_Exercise details:_ Copy out all the lines of the data that hold the word "label".

_Excerpts from an interface dataset:_
.....
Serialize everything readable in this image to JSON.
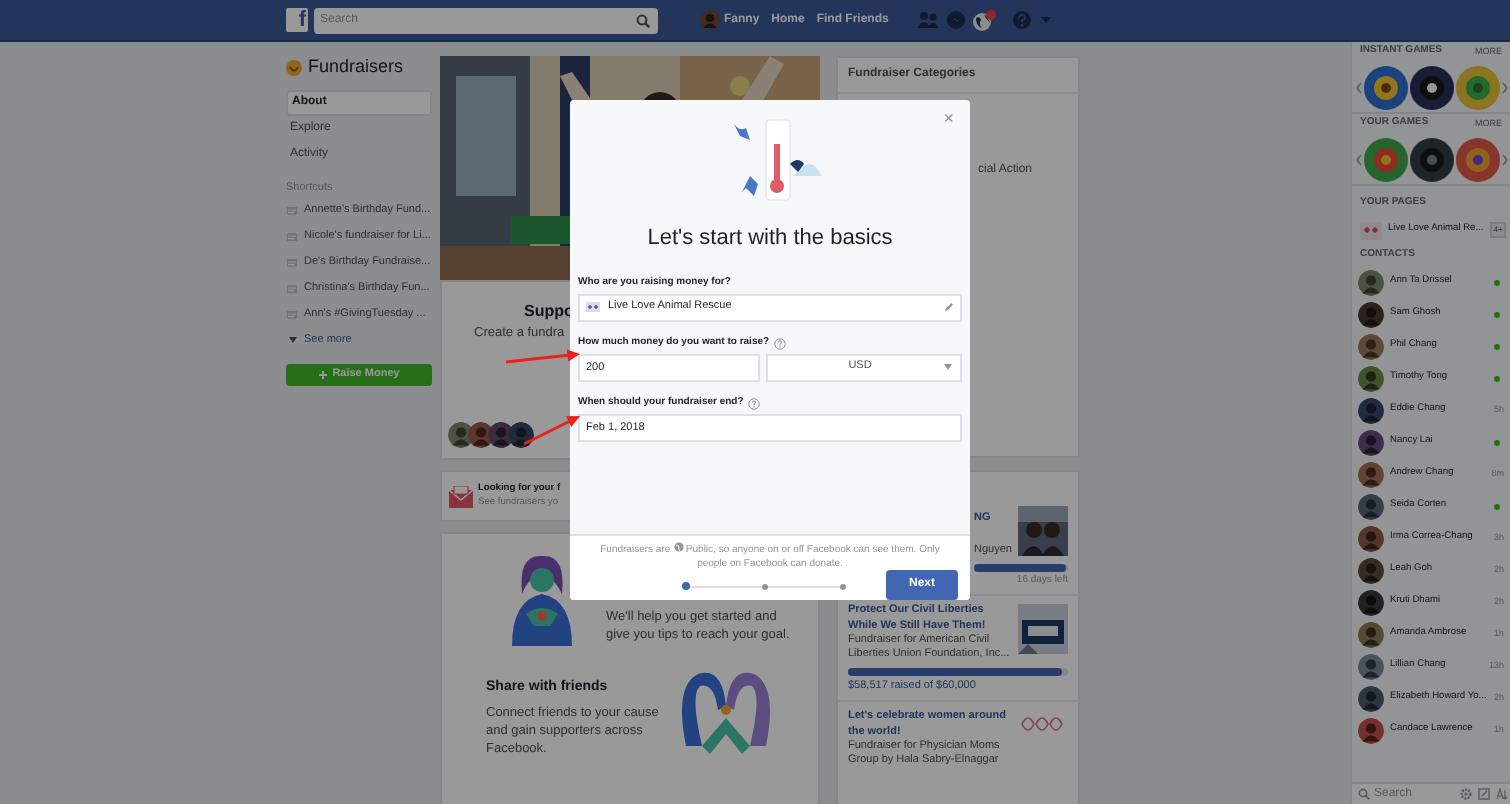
{
  "topbar": {
    "logo": "f",
    "search_placeholder": "Search",
    "user_name": "Fanny",
    "links": [
      "Home",
      "Find Friends"
    ]
  },
  "sidebar": {
    "title": "Fundraisers",
    "nav": [
      {
        "label": "About",
        "selected": true
      },
      {
        "label": "Explore",
        "selected": false
      },
      {
        "label": "Activity",
        "selected": false
      }
    ],
    "shortcuts_heading": "Shortcuts",
    "shortcuts": [
      "Annette's Birthday Fund...",
      "Nicole's fundraiser for Li...",
      "De's Birthday Fundraise...",
      "Christina's Birthday Fun...",
      "Ann's #GivingTuesday ..."
    ],
    "see_more": "See more",
    "raise_button": "Raise Money"
  },
  "center": {
    "support_heading": "Suppo",
    "support_text": "Create a fundra",
    "looking_title": "Looking for your f",
    "looking_text": "See fundraisers yo",
    "help_text": "We'll help you get started and give you tips to reach your goal.",
    "share_title": "Share with friends",
    "share_text": "Connect friends to your cause and gain supporters across Facebook."
  },
  "categories": {
    "title": "Fundraiser Categories",
    "visible_item": "cial Action"
  },
  "featured": [
    {
      "title": "NG",
      "subtitle": "Nguyen",
      "level": 0.98,
      "time_left": "16 days left"
    },
    {
      "title": "Protect Our Civil Liberties While We Still Have Them!",
      "subtitle": "Fundraiser for American Civil Liberties Union Foundation, Inc...",
      "level": 0.975,
      "raised": "$58,517 raised of $60,000"
    },
    {
      "kind": "logo",
      "title": "Let's celebrate women around the world!",
      "subtitle": "Fundraiser for Physician Moms Group by Hala Sabry-Elnaggar"
    }
  ],
  "modal": {
    "close": "×",
    "title": "Let's start with the basics",
    "fields": [
      {
        "kind": "picker",
        "label": "Who are you raising money for?",
        "help": false,
        "value": "Live Love Animal Rescue"
      },
      {
        "kind": "amount",
        "label": "How much money do you want to raise?",
        "help": true,
        "value": "200",
        "currency": "USD"
      },
      {
        "kind": "date",
        "label": "When should your fundraiser end?",
        "help": true,
        "value": "Feb 1, 2018"
      }
    ],
    "note_start": "Fundraisers are",
    "note_end": "Public, so anyone on or off Facebook can see them. Only people on Facebook can donate.",
    "steps": [
      {
        "selected": true
      },
      {
        "selected": false
      },
      {
        "selected": false
      }
    ],
    "next_button": "Next"
  },
  "chat": {
    "instant_games_heading": "INSTANT GAMES",
    "instant_games_more": "MORE",
    "your_games_heading": "YOUR GAMES",
    "your_games_more": "MORE",
    "pages_heading": "YOUR PAGES",
    "pages": [
      {
        "name": "Live Love Animal Re...",
        "badge": "4+"
      }
    ],
    "contacts_heading": "CONTACTS",
    "contacts": [
      {
        "name": "Ann Ta Drissel",
        "online": true
      },
      {
        "name": "Sam Ghosh",
        "online": true
      },
      {
        "name": "Phil Chang",
        "online": true
      },
      {
        "name": "Timothy Tong",
        "online": true
      },
      {
        "name": "Eddie Chang",
        "online": false,
        "last_active": "5h"
      },
      {
        "name": "Nancy Lai",
        "online": true
      },
      {
        "name": "Andrew Chang",
        "online": false,
        "last_active": "8m"
      },
      {
        "name": "Seida Corten",
        "online": true
      },
      {
        "name": "Irma Correa-Chang",
        "online": false,
        "last_active": "3h"
      },
      {
        "name": "Leah Goh",
        "online": false,
        "last_active": "2h"
      },
      {
        "name": "Kruti Dhami",
        "online": false,
        "last_active": "2h"
      },
      {
        "name": "Amanda Ambrose",
        "online": false,
        "last_active": "1h"
      },
      {
        "name": "Lillian Chang",
        "online": false,
        "last_active": "13h"
      },
      {
        "name": "Elizabeth Howard Yo...",
        "online": false,
        "last_active": "2h"
      },
      {
        "name": "Candace Lawrence",
        "online": false,
        "last_active": "1h"
      }
    ],
    "search_placeholder": "Search"
  }
}
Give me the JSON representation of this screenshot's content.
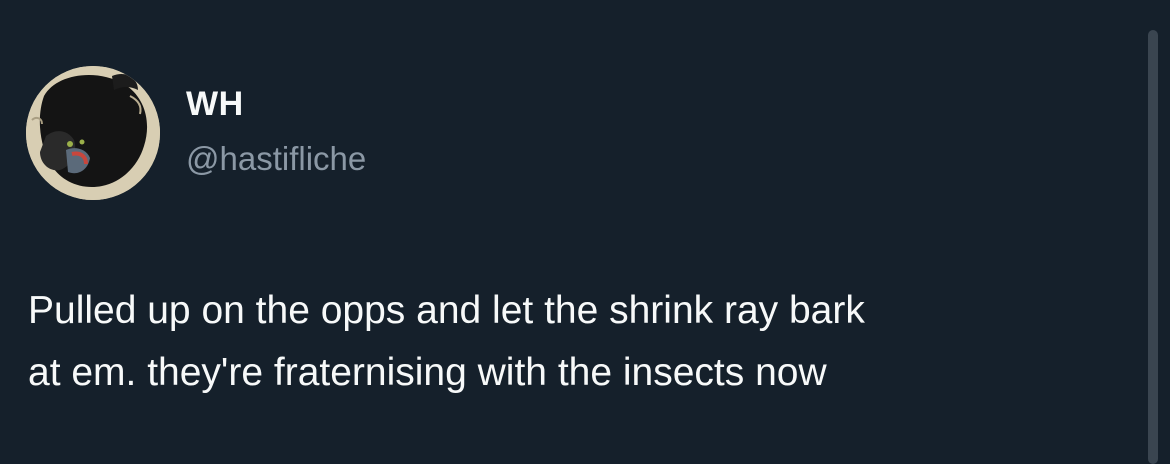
{
  "author": {
    "display_name": "WH",
    "handle": "@hastifliche"
  },
  "tweet": {
    "text": "Pulled up on the opps and let the shrink ray bark\nat em. they're fraternising with the insects now"
  },
  "colors": {
    "background": "#15202b",
    "primary_text": "#f7f9f9",
    "secondary_text": "#8b98a5"
  }
}
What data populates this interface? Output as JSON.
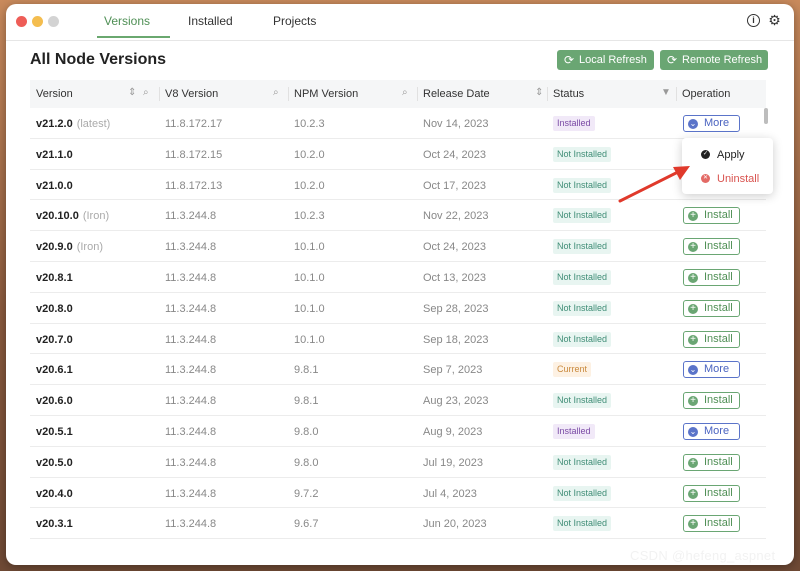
{
  "tabs": [
    {
      "label": "Versions",
      "active": true
    },
    {
      "label": "Installed",
      "active": false
    },
    {
      "label": "Projects",
      "active": false
    }
  ],
  "icons": {
    "info": "info-icon",
    "settings": "gear-icon",
    "refresh": "refresh-icon",
    "sort": "sort-icon",
    "search": "search-icon",
    "filter": "filter-icon"
  },
  "page_title": "All Node Versions",
  "buttons": {
    "local_refresh": "Local Refresh",
    "remote_refresh": "Remote Refresh"
  },
  "columns": [
    "Version",
    "V8 Version",
    "NPM Version",
    "Release Date",
    "Status",
    "Operation"
  ],
  "rows": [
    {
      "version": "v21.2.0",
      "tag": "(latest)",
      "v8": "11.8.172.17",
      "npm": "10.2.3",
      "date": "Nov 14, 2023",
      "status": "Installed",
      "op": "More"
    },
    {
      "version": "v21.1.0",
      "tag": "",
      "v8": "11.8.172.15",
      "npm": "10.2.0",
      "date": "Oct 24, 2023",
      "status": "Not Installed",
      "op": ""
    },
    {
      "version": "v21.0.0",
      "tag": "",
      "v8": "11.8.172.13",
      "npm": "10.2.0",
      "date": "Oct 17, 2023",
      "status": "Not Installed",
      "op": ""
    },
    {
      "version": "v20.10.0",
      "tag": "(Iron)",
      "v8": "11.3.244.8",
      "npm": "10.2.3",
      "date": "Nov 22, 2023",
      "status": "Not Installed",
      "op": "Install"
    },
    {
      "version": "v20.9.0",
      "tag": "(Iron)",
      "v8": "11.3.244.8",
      "npm": "10.1.0",
      "date": "Oct 24, 2023",
      "status": "Not Installed",
      "op": "Install"
    },
    {
      "version": "v20.8.1",
      "tag": "",
      "v8": "11.3.244.8",
      "npm": "10.1.0",
      "date": "Oct 13, 2023",
      "status": "Not Installed",
      "op": "Install"
    },
    {
      "version": "v20.8.0",
      "tag": "",
      "v8": "11.3.244.8",
      "npm": "10.1.0",
      "date": "Sep 28, 2023",
      "status": "Not Installed",
      "op": "Install"
    },
    {
      "version": "v20.7.0",
      "tag": "",
      "v8": "11.3.244.8",
      "npm": "10.1.0",
      "date": "Sep 18, 2023",
      "status": "Not Installed",
      "op": "Install"
    },
    {
      "version": "v20.6.1",
      "tag": "",
      "v8": "11.3.244.8",
      "npm": "9.8.1",
      "date": "Sep 7, 2023",
      "status": "Current",
      "op": "More"
    },
    {
      "version": "v20.6.0",
      "tag": "",
      "v8": "11.3.244.8",
      "npm": "9.8.1",
      "date": "Aug 23, 2023",
      "status": "Not Installed",
      "op": "Install"
    },
    {
      "version": "v20.5.1",
      "tag": "",
      "v8": "11.3.244.8",
      "npm": "9.8.0",
      "date": "Aug 9, 2023",
      "status": "Installed",
      "op": "More"
    },
    {
      "version": "v20.5.0",
      "tag": "",
      "v8": "11.3.244.8",
      "npm": "9.8.0",
      "date": "Jul 19, 2023",
      "status": "Not Installed",
      "op": "Install"
    },
    {
      "version": "v20.4.0",
      "tag": "",
      "v8": "11.3.244.8",
      "npm": "9.7.2",
      "date": "Jul 4, 2023",
      "status": "Not Installed",
      "op": "Install"
    },
    {
      "version": "v20.3.1",
      "tag": "",
      "v8": "11.3.244.8",
      "npm": "9.6.7",
      "date": "Jun 20, 2023",
      "status": "Not Installed",
      "op": "Install"
    }
  ],
  "popup_menu": {
    "items": [
      "Apply",
      "Uninstall"
    ]
  },
  "watermark": "CSDN @hefeng_aspnet",
  "colors": {
    "accent_green": "#6aa673",
    "more_blue": "#5b74c9",
    "annotation_red": "#e0392b"
  }
}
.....
_Result:_
        "label": "About",
        "label": "Explore",
        "label": "Activity",
        "label": "Who are you raising money for?",
        "label": "How much money do you want to raise?",
        "label": "When should your fundraiser end?",
      "label": "Versions",
      "label": "Installed",
      "label": "Projects",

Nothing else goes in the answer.